When you arrive on one of these farms, in most cases you’ll be allowed to choose between purchasing a pre-cut tree or selecting your own to cut down.

“Most folks that visit our farm want the experience of choosing their own tree,” said Bohman. “We have five tractors and wagons that take you out to pick your tree. Once you pick the tree and cut it down, we shake the tree with a machine to remove the loose needles. Then, we get you set up with a stand and everything you need to take it home and stand it up quickly and easily.”

Bohman and Dull have similar stories about how they got into the Christmas tree business. Both are first-generation tree farmers who come from farm families who produced something other than Christmas trees.

Christmas Trees_Farm“I came back to the family farm after graduating from Purdue and I had plans to expand the family hog business,” explained Dull. “In the early ’80s the farm economy wasn’t great, so we decided to plant Christmas trees as a way to put money away for the kids’ college.”

Dull says the tree farm has exceeded his expectations and he was even able to expand the farm a few years ago to include a pumpkin harvest, allowing his son and daughter-in-law to come back to the farm.

Bohman’s story is similar.

“I had a job in town and didn’t want to take over my father’s dairy farm because of my full-time job,” said Bohman. “So I decided to take the pastureland and put it in Christmas trees just as a part-time business and a way to relax. That was 1968 and I planted 500 trees that first year.”

Come Friday, Nov. 24, the day after Thanksgiving, most Indiana Christmas tree farms will be selling trees to families across the state.
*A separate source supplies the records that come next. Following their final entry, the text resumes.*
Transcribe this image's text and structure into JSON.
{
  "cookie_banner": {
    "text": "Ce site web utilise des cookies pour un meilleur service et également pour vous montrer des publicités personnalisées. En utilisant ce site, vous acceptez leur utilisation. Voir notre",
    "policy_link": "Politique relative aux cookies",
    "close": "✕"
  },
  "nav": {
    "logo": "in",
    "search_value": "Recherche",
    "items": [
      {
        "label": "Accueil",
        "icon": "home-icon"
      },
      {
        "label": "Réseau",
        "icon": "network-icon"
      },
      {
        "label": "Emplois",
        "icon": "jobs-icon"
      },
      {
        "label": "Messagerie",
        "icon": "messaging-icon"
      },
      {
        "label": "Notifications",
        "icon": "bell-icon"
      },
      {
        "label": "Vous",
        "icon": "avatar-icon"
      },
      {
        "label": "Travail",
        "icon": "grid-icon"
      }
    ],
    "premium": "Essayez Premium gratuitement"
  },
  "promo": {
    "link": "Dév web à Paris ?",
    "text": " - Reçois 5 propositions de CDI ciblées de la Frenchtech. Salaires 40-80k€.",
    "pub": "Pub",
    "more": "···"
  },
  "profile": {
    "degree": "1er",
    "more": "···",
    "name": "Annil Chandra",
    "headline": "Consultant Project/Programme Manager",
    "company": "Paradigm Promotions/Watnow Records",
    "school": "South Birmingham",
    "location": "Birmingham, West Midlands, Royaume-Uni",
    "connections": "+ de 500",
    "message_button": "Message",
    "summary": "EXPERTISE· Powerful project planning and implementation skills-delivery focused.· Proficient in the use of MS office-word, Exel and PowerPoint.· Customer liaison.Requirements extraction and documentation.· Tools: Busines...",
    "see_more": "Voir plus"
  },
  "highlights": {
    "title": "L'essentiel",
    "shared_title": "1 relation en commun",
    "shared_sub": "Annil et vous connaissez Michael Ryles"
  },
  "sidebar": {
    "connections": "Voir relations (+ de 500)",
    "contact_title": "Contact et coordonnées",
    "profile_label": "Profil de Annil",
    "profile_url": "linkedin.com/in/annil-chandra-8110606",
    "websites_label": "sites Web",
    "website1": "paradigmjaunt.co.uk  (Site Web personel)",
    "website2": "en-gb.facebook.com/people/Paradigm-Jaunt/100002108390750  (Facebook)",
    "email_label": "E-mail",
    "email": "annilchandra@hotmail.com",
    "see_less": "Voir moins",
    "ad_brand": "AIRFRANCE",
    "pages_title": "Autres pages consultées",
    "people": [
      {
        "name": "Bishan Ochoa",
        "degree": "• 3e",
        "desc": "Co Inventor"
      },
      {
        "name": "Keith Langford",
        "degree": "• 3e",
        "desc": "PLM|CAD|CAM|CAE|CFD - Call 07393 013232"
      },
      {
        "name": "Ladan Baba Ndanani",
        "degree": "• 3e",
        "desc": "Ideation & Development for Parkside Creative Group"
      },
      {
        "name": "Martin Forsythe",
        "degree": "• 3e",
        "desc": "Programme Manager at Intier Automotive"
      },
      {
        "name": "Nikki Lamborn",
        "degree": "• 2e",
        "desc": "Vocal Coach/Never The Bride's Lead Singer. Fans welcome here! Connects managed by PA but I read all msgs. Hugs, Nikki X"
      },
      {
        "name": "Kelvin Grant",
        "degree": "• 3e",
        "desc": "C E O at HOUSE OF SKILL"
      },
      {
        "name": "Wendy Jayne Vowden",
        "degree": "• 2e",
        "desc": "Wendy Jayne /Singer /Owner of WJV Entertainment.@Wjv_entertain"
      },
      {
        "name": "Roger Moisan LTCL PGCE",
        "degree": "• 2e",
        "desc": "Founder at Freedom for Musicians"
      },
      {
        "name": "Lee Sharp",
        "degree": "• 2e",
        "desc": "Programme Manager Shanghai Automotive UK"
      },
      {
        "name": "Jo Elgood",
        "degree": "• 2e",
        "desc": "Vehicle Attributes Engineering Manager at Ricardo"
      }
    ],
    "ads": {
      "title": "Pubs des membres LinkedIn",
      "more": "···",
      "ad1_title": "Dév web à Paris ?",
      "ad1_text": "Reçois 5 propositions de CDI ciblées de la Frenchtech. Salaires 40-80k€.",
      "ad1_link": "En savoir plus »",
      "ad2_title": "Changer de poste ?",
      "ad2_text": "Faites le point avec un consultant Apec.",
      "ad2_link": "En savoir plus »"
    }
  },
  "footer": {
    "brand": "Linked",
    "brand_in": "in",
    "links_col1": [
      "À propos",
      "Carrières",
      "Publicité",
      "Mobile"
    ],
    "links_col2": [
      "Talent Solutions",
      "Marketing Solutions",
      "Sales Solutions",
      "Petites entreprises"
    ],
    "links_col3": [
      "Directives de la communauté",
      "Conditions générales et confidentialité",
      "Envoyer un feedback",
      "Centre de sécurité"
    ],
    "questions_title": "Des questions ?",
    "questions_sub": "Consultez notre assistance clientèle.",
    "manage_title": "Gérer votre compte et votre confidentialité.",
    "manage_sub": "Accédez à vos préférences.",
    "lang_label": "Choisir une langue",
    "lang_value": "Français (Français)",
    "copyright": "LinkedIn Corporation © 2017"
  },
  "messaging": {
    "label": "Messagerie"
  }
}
If you’re pining for a real tree this year, consider making a trip to an Indiana Christmas tree farm for a unique, merry experience.